Work order - A word-for-word retyping of the listing below is required, with the pictures dropped.

Given entries -
————————

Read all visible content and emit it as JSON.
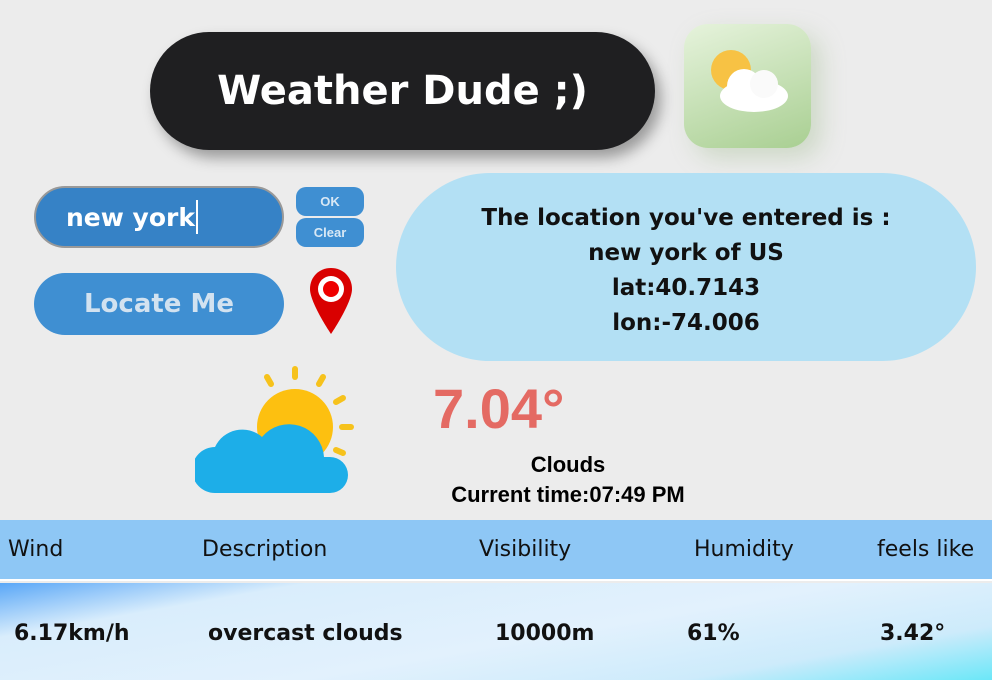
{
  "header": {
    "title": "Weather Dude ;)",
    "app_icon": "sun-cloud-icon"
  },
  "search": {
    "value": "new york",
    "ok_label": "OK",
    "clear_label": "Clear"
  },
  "locate": {
    "label": "Locate Me",
    "icon": "map-pin-icon"
  },
  "location": {
    "line1": "The location you've entered is :",
    "line2": "new york of US",
    "lat": "lat:40.7143",
    "lon": "lon:-74.006"
  },
  "current": {
    "temperature": "7.04°",
    "condition": "Clouds",
    "time": "Current time:07:49 PM",
    "icon": "partly-cloudy-icon"
  },
  "details": {
    "headers": [
      "Wind",
      "Description",
      "Visibility",
      "Humidity",
      "feels like"
    ],
    "values": [
      "6.17km/h",
      "overcast clouds",
      "10000m",
      "61%",
      "3.42°"
    ]
  },
  "colors": {
    "accent": "#3682c6",
    "temp": "#e46a63",
    "info_bg": "#b3e0f4"
  }
}
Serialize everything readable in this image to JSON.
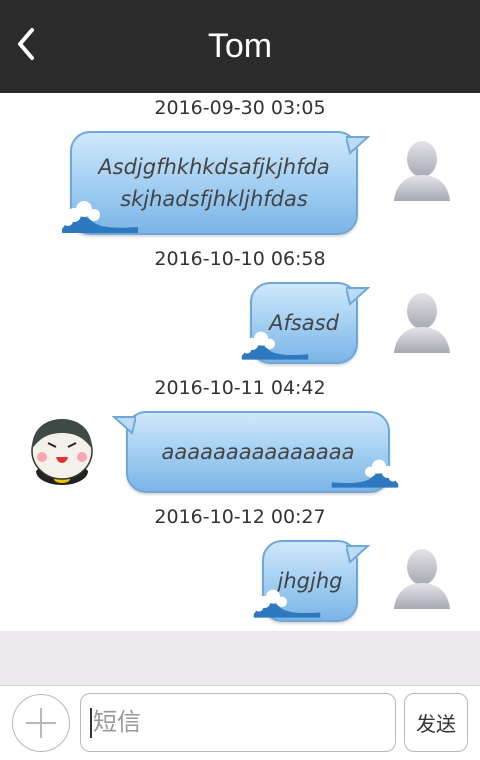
{
  "header": {
    "title": "Tom",
    "back_icon": "chevron-left-icon"
  },
  "messages": [
    {
      "time": "2016-09-30 03:05",
      "side": "right",
      "text_line1": "Asdjgfhkhkdsafjkjhfda",
      "text_line2": "skjhadsfjhkljhfdas"
    },
    {
      "time": "2016-10-10 06:58",
      "side": "right",
      "text": "Afsasd"
    },
    {
      "time": "2016-10-11 04:42",
      "side": "left",
      "text": "aaaaaaaaaaaaaaa"
    },
    {
      "time": "2016-10-12 00:27",
      "side": "right",
      "text": "jhgjhg"
    }
  ],
  "input": {
    "placeholder": "短信",
    "send_label": "发送",
    "plus_icon": "plus-icon"
  },
  "colors": {
    "header_bg": "#2b2b2b",
    "bubble_light": "#cfe8fb",
    "bubble_dark": "#7cb5e6"
  }
}
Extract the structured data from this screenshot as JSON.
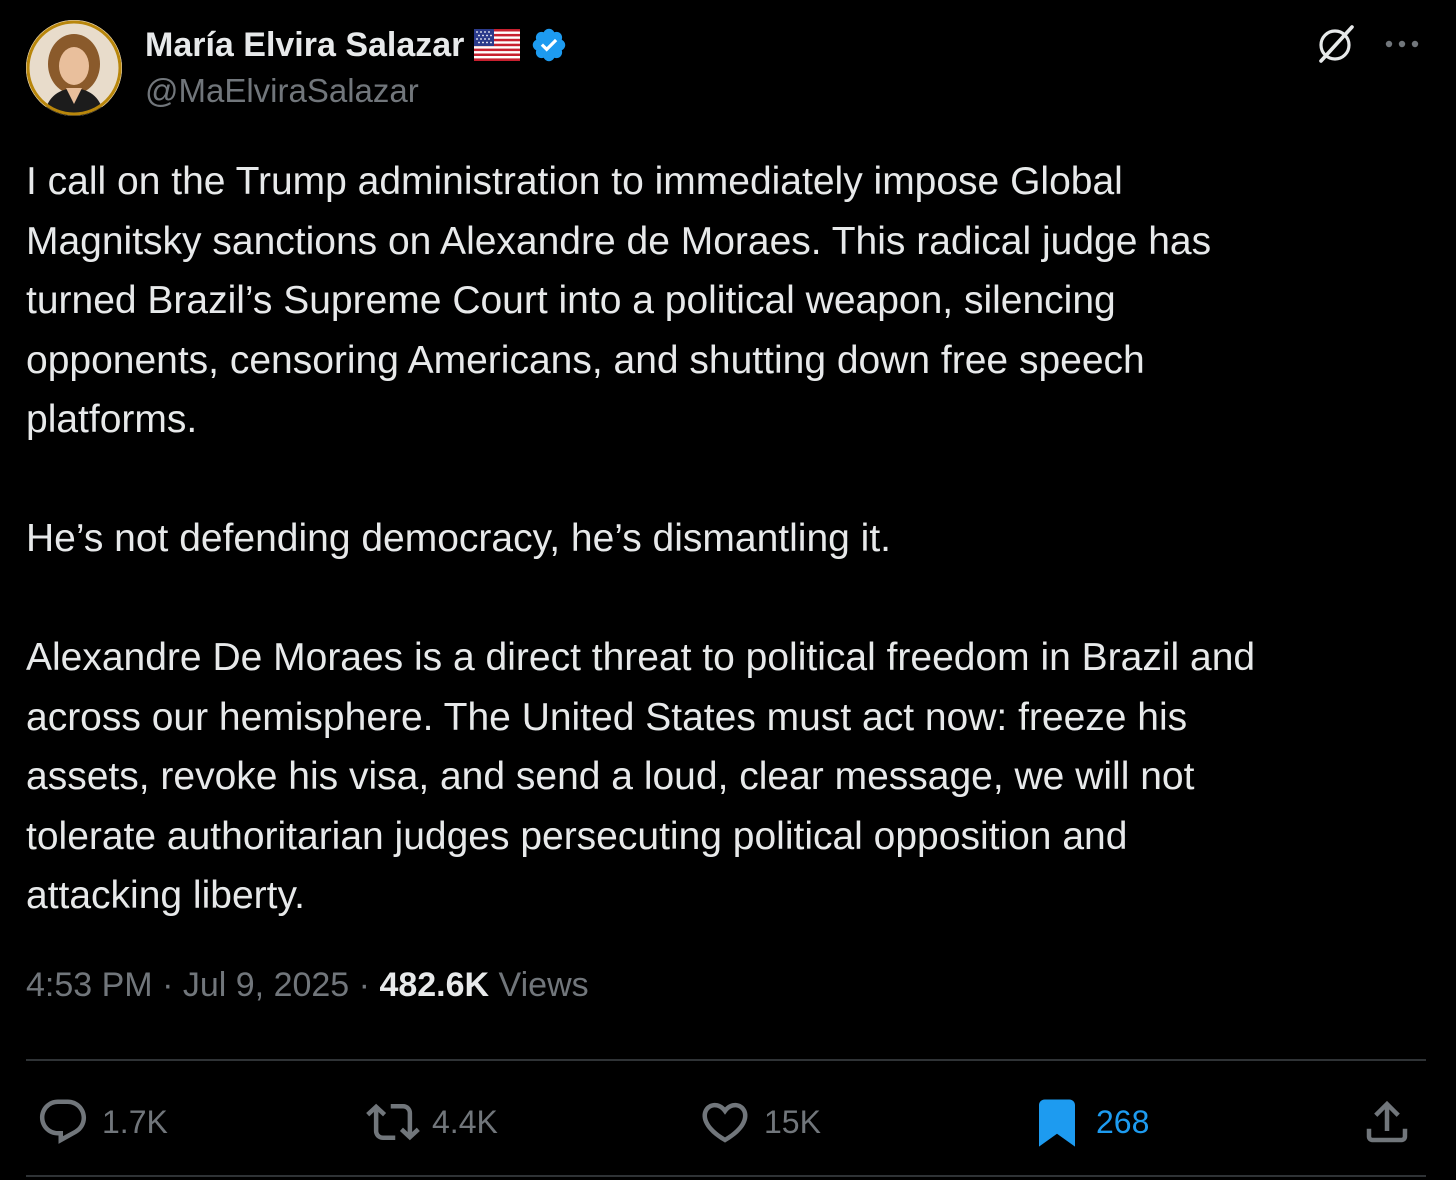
{
  "author": {
    "display_name": "María Elvira Salazar",
    "handle": "@MaElviraSalazar",
    "flag_icon": "us-flag-icon",
    "verified_icon": "verified-badge-icon",
    "verified_color": "#1d9bf0"
  },
  "header_actions": {
    "grok_icon": "grok-icon",
    "more_icon": "more-options-icon"
  },
  "tweet": {
    "paragraphs": [
      {
        "lines": [
          "I call on the Trump administration to immediately impose Global",
          "Magnitsky sanctions on Alexandre de Moraes. This radical judge has",
          "turned Brazil’s Supreme Court into a political weapon, silencing",
          "opponents, censoring Americans, and shutting down free speech",
          "platforms."
        ]
      },
      {
        "lines": [
          "He’s not defending democracy, he’s dismantling it."
        ]
      },
      {
        "lines": [
          "Alexandre De Moraes is a direct threat to political freedom in Brazil and",
          "across our hemisphere. The United States must act now: freeze his",
          "assets, revoke his visa, and send a loud, clear message, we will not",
          "tolerate authoritarian judges persecuting political opposition and",
          "attacking liberty."
        ]
      }
    ]
  },
  "meta": {
    "time": "4:53 PM",
    "separator": "·",
    "date": "Jul 9, 2025",
    "views_count": "482.6K",
    "views_label": "Views"
  },
  "actions": {
    "reply": {
      "icon": "reply-icon",
      "count": "1.7K"
    },
    "retweet": {
      "icon": "retweet-icon",
      "count": "4.4K"
    },
    "like": {
      "icon": "heart-icon",
      "count": "15K"
    },
    "bookmark": {
      "icon": "bookmark-icon",
      "count": "268",
      "active_color": "#1d9bf0"
    },
    "share": {
      "icon": "share-icon"
    }
  },
  "colors": {
    "background": "#000000",
    "text_primary": "#e7e9ea",
    "text_secondary": "#71767b",
    "accent": "#1d9bf0",
    "divider": "#2f3336"
  }
}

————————

Reply to the exercise -
Read all visible content and emit it as JSON.
{
  "header": {
    "title": "Weather Dude ;)",
    "app_icon": "sun-cloud-icon"
  },
  "search": {
    "value": "new york",
    "ok_label": "OK",
    "clear_label": "Clear"
  },
  "locate": {
    "label": "Locate Me",
    "icon": "map-pin-icon"
  },
  "location": {
    "line1": "The location you've entered is :",
    "line2": "new york of US",
    "lat": "lat:40.7143",
    "lon": "lon:-74.006"
  },
  "current": {
    "temperature": "7.04°",
    "condition": "Clouds",
    "time": "Current time:07:49 PM",
    "icon": "partly-cloudy-icon"
  },
  "details": {
    "headers": [
      "Wind",
      "Description",
      "Visibility",
      "Humidity",
      "feels like"
    ],
    "values": [
      "6.17km/h",
      "overcast clouds",
      "10000m",
      "61%",
      "3.42°"
    ]
  },
  "colors": {
    "accent": "#3682c6",
    "temp": "#e46a63",
    "info_bg": "#b3e0f4"
  }
}
Serialize everything readable in this image to JSON.
{
  "header": {
    "title": "Tom",
    "back_icon": "chevron-left-icon"
  },
  "messages": [
    {
      "time": "2016-09-30 03:05",
      "side": "right",
      "text_line1": "Asdjgfhkhkdsafjkjhfda",
      "text_line2": "skjhadsfjhkljhfdas"
    },
    {
      "time": "2016-10-10 06:58",
      "side": "right",
      "text": "Afsasd"
    },
    {
      "time": "2016-10-11 04:42",
      "side": "left",
      "text": "aaaaaaaaaaaaaaa"
    },
    {
      "time": "2016-10-12 00:27",
      "side": "right",
      "text": "jhgjhg"
    }
  ],
  "input": {
    "placeholder": "短信",
    "send_label": "发送",
    "plus_icon": "plus-icon"
  },
  "colors": {
    "header_bg": "#2b2b2b",
    "bubble_light": "#cfe8fb",
    "bubble_dark": "#7cb5e6"
  }
}
Extract the structured data from this screenshot as JSON.
{
  "author": {
    "display_name": "María Elvira Salazar",
    "handle": "@MaElviraSalazar",
    "flag_icon": "us-flag-icon",
    "verified_icon": "verified-badge-icon",
    "verified_color": "#1d9bf0"
  },
  "header_actions": {
    "grok_icon": "grok-icon",
    "more_icon": "more-options-icon"
  },
  "tweet": {
    "paragraphs": [
      {
        "lines": [
          "I call on the Trump administration to immediately impose Global",
          "Magnitsky sanctions on Alexandre de Moraes. This radical judge has",
          "turned Brazil’s Supreme Court into a political weapon, silencing",
          "opponents, censoring Americans, and shutting down free speech",
          "platforms."
        ]
      },
      {
        "lines": [
          "He’s not defending democracy, he’s dismantling it."
        ]
      },
      {
        "lines": [
          "Alexandre De Moraes is a direct threat to political freedom in Brazil and",
          "across our hemisphere. The United States must act now: freeze his",
          "assets, revoke his visa, and send a loud, clear message, we will not",
          "tolerate authoritarian judges persecuting political opposition and",
          "attacking liberty."
        ]
      }
    ]
  },
  "meta": {
    "time": "4:53 PM",
    "separator": "·",
    "date": "Jul 9, 2025",
    "views_count": "482.6K",
    "views_label": "Views"
  },
  "actions": {
    "reply": {
      "icon": "reply-icon",
      "count": "1.7K"
    },
    "retweet": {
      "icon": "retweet-icon",
      "count": "4.4K"
    },
    "like": {
      "icon": "heart-icon",
      "count": "15K"
    },
    "bookmark": {
      "icon": "bookmark-icon",
      "count": "268",
      "active_color": "#1d9bf0"
    },
    "share": {
      "icon": "share-icon"
    }
  },
  "colors": {
    "background": "#000000",
    "text_primary": "#e7e9ea",
    "text_secondary": "#71767b",
    "accent": "#1d9bf0",
    "divider": "#2f3336"
  }
}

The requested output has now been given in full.